(Beginning of Provided data)

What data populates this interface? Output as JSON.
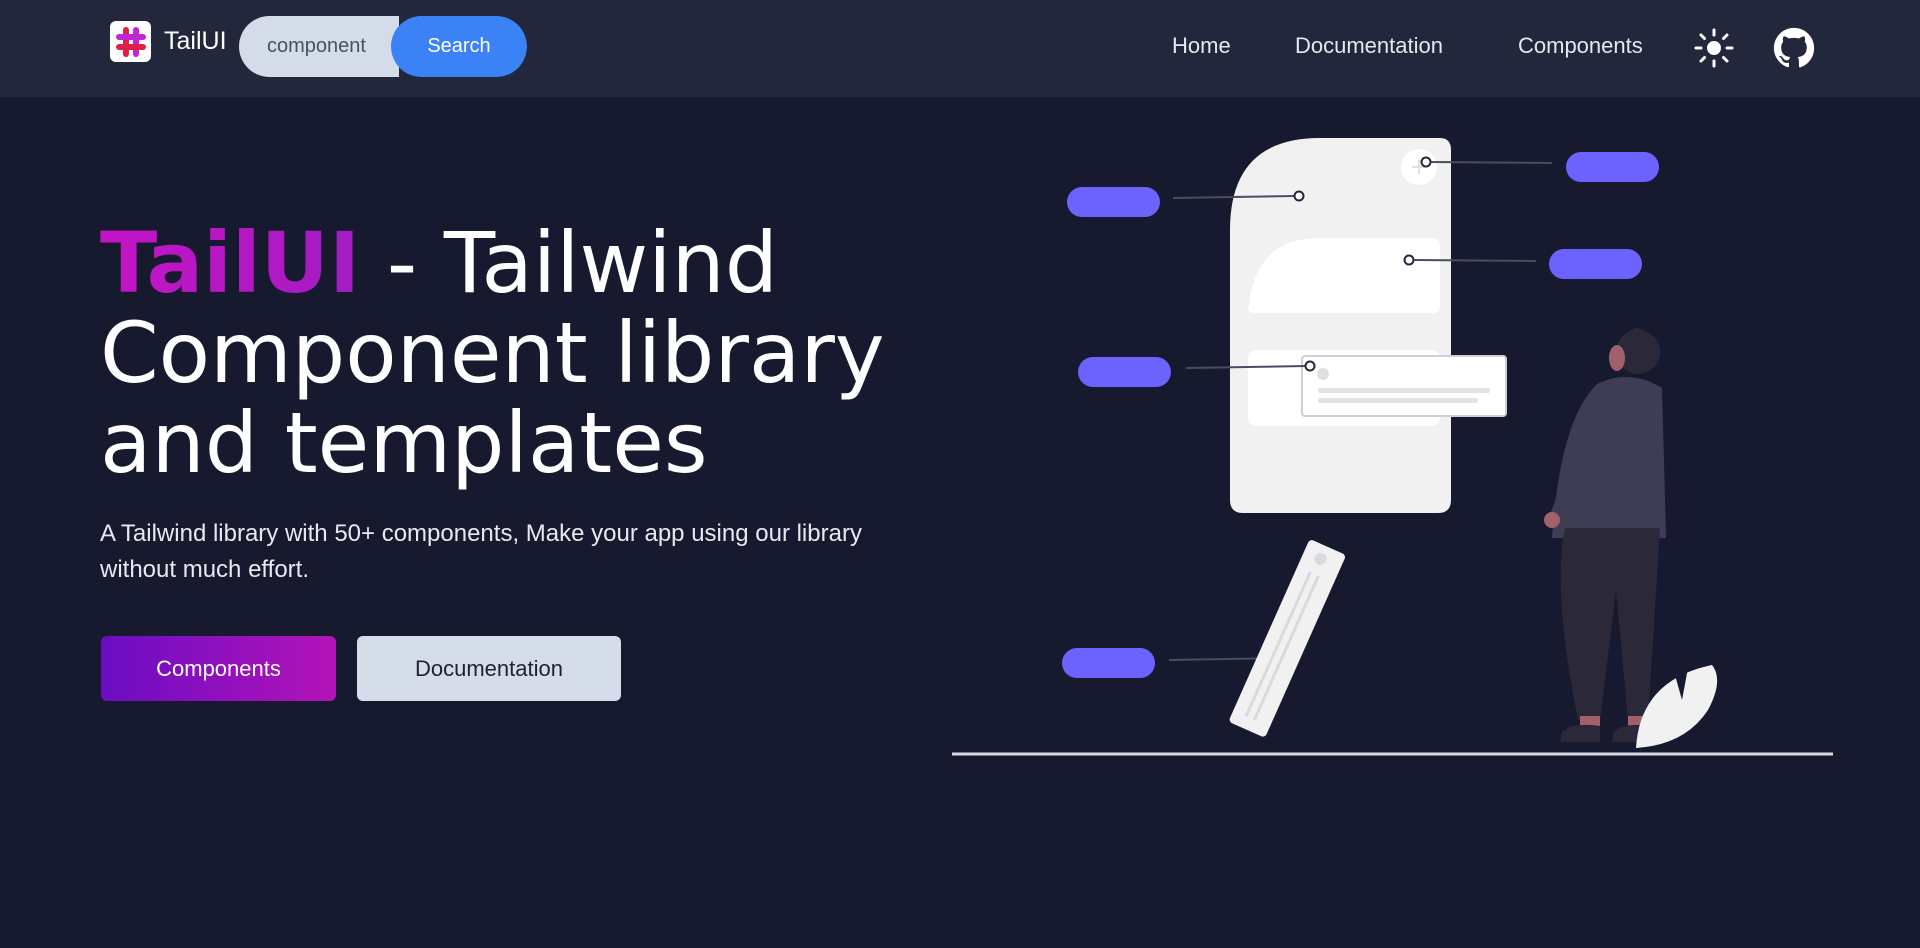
{
  "brand": {
    "name": "TailUI"
  },
  "search": {
    "value": "component",
    "button_label": "Search"
  },
  "nav": {
    "links": [
      {
        "label": "Home"
      },
      {
        "label": "Documentation"
      },
      {
        "label": "Components"
      }
    ],
    "icons": [
      "sun-icon",
      "github-icon"
    ]
  },
  "hero": {
    "title_brand": "TailUI",
    "title_rest_line1": " - Tailwind",
    "title_line2": "Component library",
    "title_line3": "and templates",
    "subtitle": "A Tailwind library with 50+ components, Make your app using our library without much effort.",
    "primary_button": "Components",
    "secondary_button": "Documentation"
  },
  "colors": {
    "background": "#171a2e",
    "navbar": "#23273b",
    "accent_blue": "#3b82f6",
    "brand_gradient_start": "#6a0dc2",
    "brand_gradient_end": "#b413b8",
    "illustration_accent": "#6c63ff"
  }
}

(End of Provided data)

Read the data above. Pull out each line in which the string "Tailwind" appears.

    "title_rest_line1": " - Tailwind",
    "subtitle": "A Tailwind library with 50+ components, Make your app using our library without much effort.",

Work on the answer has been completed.